# Records for processing:
--- START ---

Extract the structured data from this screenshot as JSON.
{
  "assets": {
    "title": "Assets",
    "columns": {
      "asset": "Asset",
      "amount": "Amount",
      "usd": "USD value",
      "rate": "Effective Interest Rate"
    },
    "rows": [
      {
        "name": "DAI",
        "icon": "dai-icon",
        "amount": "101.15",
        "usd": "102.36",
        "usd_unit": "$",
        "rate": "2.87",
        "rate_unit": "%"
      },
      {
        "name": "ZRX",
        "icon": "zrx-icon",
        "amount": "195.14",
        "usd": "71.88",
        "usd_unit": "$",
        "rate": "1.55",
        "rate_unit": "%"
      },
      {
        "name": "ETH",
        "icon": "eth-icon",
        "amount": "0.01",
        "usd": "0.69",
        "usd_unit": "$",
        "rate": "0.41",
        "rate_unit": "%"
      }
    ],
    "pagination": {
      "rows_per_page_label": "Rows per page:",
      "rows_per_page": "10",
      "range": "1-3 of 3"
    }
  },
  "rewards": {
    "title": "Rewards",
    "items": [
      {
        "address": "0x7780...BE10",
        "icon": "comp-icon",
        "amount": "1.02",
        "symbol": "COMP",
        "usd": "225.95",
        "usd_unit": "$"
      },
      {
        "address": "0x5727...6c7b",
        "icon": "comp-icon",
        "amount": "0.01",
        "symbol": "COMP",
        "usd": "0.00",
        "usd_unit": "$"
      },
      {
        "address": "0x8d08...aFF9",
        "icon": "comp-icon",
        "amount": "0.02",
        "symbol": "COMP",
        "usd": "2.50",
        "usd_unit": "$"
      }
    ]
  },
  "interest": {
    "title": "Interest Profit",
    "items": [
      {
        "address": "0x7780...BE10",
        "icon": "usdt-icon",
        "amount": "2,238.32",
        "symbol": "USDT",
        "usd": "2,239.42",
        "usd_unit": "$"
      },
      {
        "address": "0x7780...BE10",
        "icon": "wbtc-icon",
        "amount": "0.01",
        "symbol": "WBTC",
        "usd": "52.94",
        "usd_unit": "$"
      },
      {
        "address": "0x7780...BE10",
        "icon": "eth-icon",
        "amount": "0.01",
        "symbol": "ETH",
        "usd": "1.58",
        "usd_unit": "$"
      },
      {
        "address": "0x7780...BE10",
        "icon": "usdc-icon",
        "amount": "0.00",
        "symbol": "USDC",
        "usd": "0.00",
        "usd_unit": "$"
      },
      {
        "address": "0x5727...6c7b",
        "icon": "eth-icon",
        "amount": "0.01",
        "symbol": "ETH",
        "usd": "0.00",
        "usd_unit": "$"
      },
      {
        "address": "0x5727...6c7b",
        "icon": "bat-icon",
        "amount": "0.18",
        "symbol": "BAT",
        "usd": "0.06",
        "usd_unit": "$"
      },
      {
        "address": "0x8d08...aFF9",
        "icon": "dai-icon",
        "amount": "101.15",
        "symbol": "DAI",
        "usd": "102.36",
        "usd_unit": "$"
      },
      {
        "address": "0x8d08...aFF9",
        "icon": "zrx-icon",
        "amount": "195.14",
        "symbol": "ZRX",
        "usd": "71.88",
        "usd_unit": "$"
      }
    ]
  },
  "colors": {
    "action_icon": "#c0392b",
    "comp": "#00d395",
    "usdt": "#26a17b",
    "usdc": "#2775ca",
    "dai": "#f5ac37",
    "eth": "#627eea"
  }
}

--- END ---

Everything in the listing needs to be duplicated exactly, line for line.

# Answer box:
Extract the structured data from this screenshot as JSON.
{
  "assets": {
    "title": "Assets",
    "columns": {
      "asset": "Asset",
      "amount": "Amount",
      "usd": "USD value",
      "rate": "Effective Interest Rate"
    },
    "rows": [
      {
        "name": "DAI",
        "icon": "dai-icon",
        "amount": "101.15",
        "usd": "102.36",
        "usd_unit": "$",
        "rate": "2.87",
        "rate_unit": "%"
      },
      {
        "name": "ZRX",
        "icon": "zrx-icon",
        "amount": "195.14",
        "usd": "71.88",
        "usd_unit": "$",
        "rate": "1.55",
        "rate_unit": "%"
      },
      {
        "name": "ETH",
        "icon": "eth-icon",
        "amount": "0.01",
        "usd": "0.69",
        "usd_unit": "$",
        "rate": "0.41",
        "rate_unit": "%"
      }
    ],
    "pagination": {
      "rows_per_page_label": "Rows per page:",
      "rows_per_page": "10",
      "range": "1-3 of 3"
    }
  },
  "rewards": {
    "title": "Rewards",
    "items": [
      {
        "address": "0x7780...BE10",
        "icon": "comp-icon",
        "amount": "1.02",
        "symbol": "COMP",
        "usd": "225.95",
        "usd_unit": "$"
      },
      {
        "address": "0x5727...6c7b",
        "icon": "comp-icon",
        "amount": "0.01",
        "symbol": "COMP",
        "usd": "0.00",
        "usd_unit": "$"
      },
      {
        "address": "0x8d08...aFF9",
        "icon": "comp-icon",
        "amount": "0.02",
        "symbol": "COMP",
        "usd": "2.50",
        "usd_unit": "$"
      }
    ]
  },
  "interest": {
    "title": "Interest Profit",
    "items": [
      {
        "address": "0x7780...BE10",
        "icon": "usdt-icon",
        "amount": "2,238.32",
        "symbol": "USDT",
        "usd": "2,239.42",
        "usd_unit": "$"
      },
      {
        "address": "0x7780...BE10",
        "icon": "wbtc-icon",
        "amount": "0.01",
        "symbol": "WBTC",
        "usd": "52.94",
        "usd_unit": "$"
      },
      {
        "address": "0x7780...BE10",
        "icon": "eth-icon",
        "amount": "0.01",
        "symbol": "ETH",
        "usd": "1.58",
        "usd_unit": "$"
      },
      {
        "address": "0x7780...BE10",
        "icon": "usdc-icon",
        "amount": "0.00",
        "symbol": "USDC",
        "usd": "0.00",
        "usd_unit": "$"
      },
      {
        "address": "0x5727...6c7b",
        "icon": "eth-icon",
        "amount": "0.01",
        "symbol": "ETH",
        "usd": "0.00",
        "usd_unit": "$"
      },
      {
        "address": "0x5727...6c7b",
        "icon": "bat-icon",
        "amount": "0.18",
        "symbol": "BAT",
        "usd": "0.06",
        "usd_unit": "$"
      },
      {
        "address": "0x8d08...aFF9",
        "icon": "dai-icon",
        "amount": "101.15",
        "symbol": "DAI",
        "usd": "102.36",
        "usd_unit": "$"
      },
      {
        "address": "0x8d08...aFF9",
        "icon": "zrx-icon",
        "amount": "195.14",
        "symbol": "ZRX",
        "usd": "71.88",
        "usd_unit": "$"
      }
    ]
  },
  "colors": {
    "action_icon": "#c0392b",
    "comp": "#00d395",
    "usdt": "#26a17b",
    "usdc": "#2775ca",
    "dai": "#f5ac37",
    "eth": "#627eea"
  }
}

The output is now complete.